◆ **WHAT TO PRODUCE**:
Make an exact copy of the records, and keep the pictures out of it.

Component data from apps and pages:
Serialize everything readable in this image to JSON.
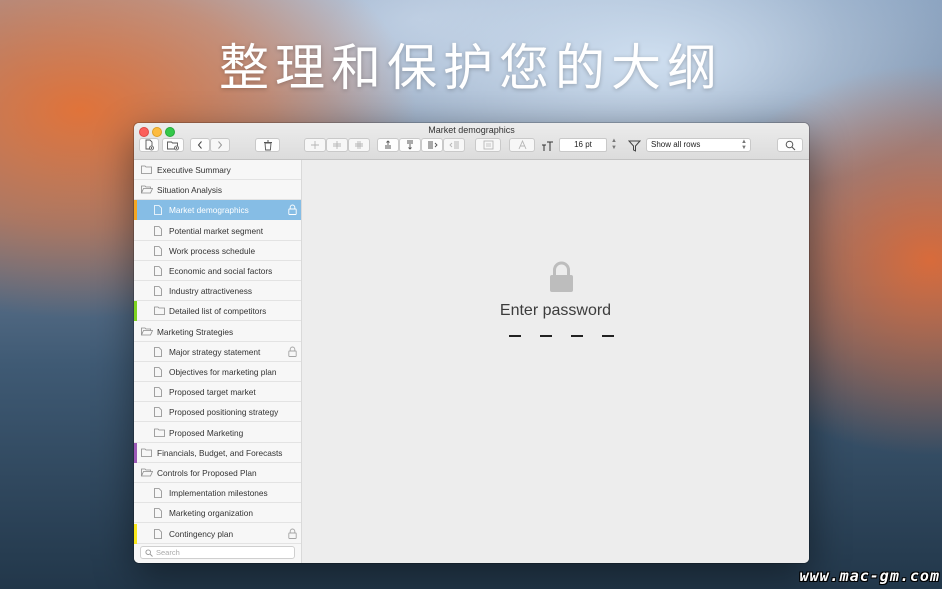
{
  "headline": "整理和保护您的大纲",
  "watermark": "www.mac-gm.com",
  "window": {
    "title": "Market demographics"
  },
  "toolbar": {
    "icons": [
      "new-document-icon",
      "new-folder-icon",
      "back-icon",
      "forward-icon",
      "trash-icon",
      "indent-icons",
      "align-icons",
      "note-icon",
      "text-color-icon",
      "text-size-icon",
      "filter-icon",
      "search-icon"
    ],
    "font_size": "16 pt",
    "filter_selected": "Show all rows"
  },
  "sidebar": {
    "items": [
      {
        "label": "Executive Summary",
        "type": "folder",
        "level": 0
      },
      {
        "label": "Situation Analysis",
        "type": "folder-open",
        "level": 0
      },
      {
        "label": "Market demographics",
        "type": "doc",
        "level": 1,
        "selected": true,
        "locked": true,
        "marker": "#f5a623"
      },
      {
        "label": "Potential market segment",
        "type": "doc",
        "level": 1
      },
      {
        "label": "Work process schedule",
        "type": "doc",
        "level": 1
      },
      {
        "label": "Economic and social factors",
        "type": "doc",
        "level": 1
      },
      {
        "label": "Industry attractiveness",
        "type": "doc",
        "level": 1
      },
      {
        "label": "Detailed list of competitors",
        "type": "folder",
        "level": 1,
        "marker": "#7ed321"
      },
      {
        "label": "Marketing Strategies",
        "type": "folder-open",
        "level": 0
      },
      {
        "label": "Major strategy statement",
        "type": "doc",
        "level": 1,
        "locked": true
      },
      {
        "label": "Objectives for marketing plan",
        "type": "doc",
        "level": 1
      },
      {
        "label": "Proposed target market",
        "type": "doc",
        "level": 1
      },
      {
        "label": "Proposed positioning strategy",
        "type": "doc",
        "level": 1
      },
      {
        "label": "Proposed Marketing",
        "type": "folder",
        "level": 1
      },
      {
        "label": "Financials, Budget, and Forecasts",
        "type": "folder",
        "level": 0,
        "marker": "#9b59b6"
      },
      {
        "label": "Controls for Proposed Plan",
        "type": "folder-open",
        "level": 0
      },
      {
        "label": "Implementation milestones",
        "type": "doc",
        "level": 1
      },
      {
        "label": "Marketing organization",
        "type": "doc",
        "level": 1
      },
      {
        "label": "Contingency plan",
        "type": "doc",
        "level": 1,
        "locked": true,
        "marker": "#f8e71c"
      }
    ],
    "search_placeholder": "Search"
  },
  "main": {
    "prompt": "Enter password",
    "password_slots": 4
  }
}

◆ **YOUR RESPONSE**:
Serialize everything readable in this image to JSON.
{
  "headline": "整理和保护您的大纲",
  "watermark": "www.mac-gm.com",
  "window": {
    "title": "Market demographics"
  },
  "toolbar": {
    "icons": [
      "new-document-icon",
      "new-folder-icon",
      "back-icon",
      "forward-icon",
      "trash-icon",
      "indent-icons",
      "align-icons",
      "note-icon",
      "text-color-icon",
      "text-size-icon",
      "filter-icon",
      "search-icon"
    ],
    "font_size": "16 pt",
    "filter_selected": "Show all rows"
  },
  "sidebar": {
    "items": [
      {
        "label": "Executive Summary",
        "type": "folder",
        "level": 0
      },
      {
        "label": "Situation Analysis",
        "type": "folder-open",
        "level": 0
      },
      {
        "label": "Market demographics",
        "type": "doc",
        "level": 1,
        "selected": true,
        "locked": true,
        "marker": "#f5a623"
      },
      {
        "label": "Potential market segment",
        "type": "doc",
        "level": 1
      },
      {
        "label": "Work process schedule",
        "type": "doc",
        "level": 1
      },
      {
        "label": "Economic and social factors",
        "type": "doc",
        "level": 1
      },
      {
        "label": "Industry attractiveness",
        "type": "doc",
        "level": 1
      },
      {
        "label": "Detailed list of competitors",
        "type": "folder",
        "level": 1,
        "marker": "#7ed321"
      },
      {
        "label": "Marketing Strategies",
        "type": "folder-open",
        "level": 0
      },
      {
        "label": "Major strategy statement",
        "type": "doc",
        "level": 1,
        "locked": true
      },
      {
        "label": "Objectives for marketing plan",
        "type": "doc",
        "level": 1
      },
      {
        "label": "Proposed target market",
        "type": "doc",
        "level": 1
      },
      {
        "label": "Proposed positioning strategy",
        "type": "doc",
        "level": 1
      },
      {
        "label": "Proposed Marketing",
        "type": "folder",
        "level": 1
      },
      {
        "label": "Financials, Budget, and Forecasts",
        "type": "folder",
        "level": 0,
        "marker": "#9b59b6"
      },
      {
        "label": "Controls for Proposed Plan",
        "type": "folder-open",
        "level": 0
      },
      {
        "label": "Implementation milestones",
        "type": "doc",
        "level": 1
      },
      {
        "label": "Marketing organization",
        "type": "doc",
        "level": 1
      },
      {
        "label": "Contingency plan",
        "type": "doc",
        "level": 1,
        "locked": true,
        "marker": "#f8e71c"
      }
    ],
    "search_placeholder": "Search"
  },
  "main": {
    "prompt": "Enter password",
    "password_slots": 4
  }
}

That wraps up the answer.